I don't have much experience with Windows, but I have to work in it for ${EMPLOYER} now and then.  I had this weird problem today where the output of a PowerShell script was pre-formatted, but the consumer of that output (namely, a Splunk server) wanted raw numbers.  To force raw numbers on output, PowerShell provides the Format CmdLet.

Now, I really don't like PowerShell.  It has all the syntax of Perl, all the sensibility of Smalltalk, and all the verbosity of Donald Trump.  But if the client wants it, that's what you work with.  I did Perl for six years and Smalltalk for two, so PowerShell is rather easy for me.  It's just knowing what's available in the library that's hard, like number format commands.

The Format CmdLet is an in-line operation activated with the -f command.  Its operations have the syntax {0:C}.. For example:

$money = "Total paid: {0:C}" -f $paid

All objects in PowerShell are arrays of some kind. The zero in the snippet {0:C} means "use the first (zeroeth) item", which is almost always what you want. The "C" indicates that we're going to use currency. Which currency symbol will be used depends upon your localization settings. The letter may be followed by a number in some cases; this translates to different things (leading zeros for integers, for example; precision for fixed-point reals).

And that's it. The CmdLet supports the following formatting translations: "C": Currency; "D": Decimal; "E": Exponential; "F": Fixed Point; "G": General; "N": Number; "P": Percentages; "R": Round-Trip, a number that precisely matches the format of its input with special considerations for culture-specific notation; "X": Hexadecimal.

More can be found at MSDN Standard Numeric Format Strings.
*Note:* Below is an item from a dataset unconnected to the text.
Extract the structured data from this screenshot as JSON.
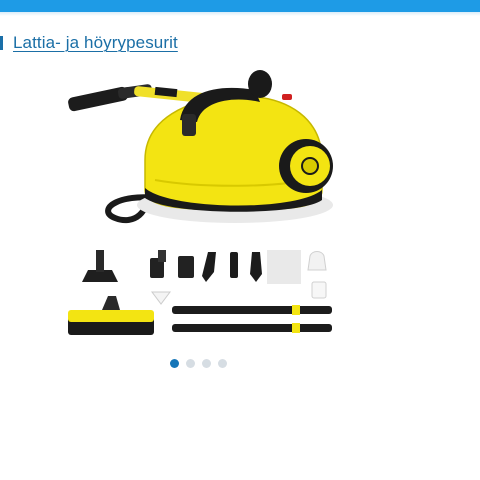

In a lot of ways, these look like Python's old numeric formatting operations.  If you're familiar with those, these should be straightforward.  It's just a slightly different syntax, like everything Microsoft does.  I think it's an attempt by Microsoft to crowd out the open source alternatives by cognitive overload.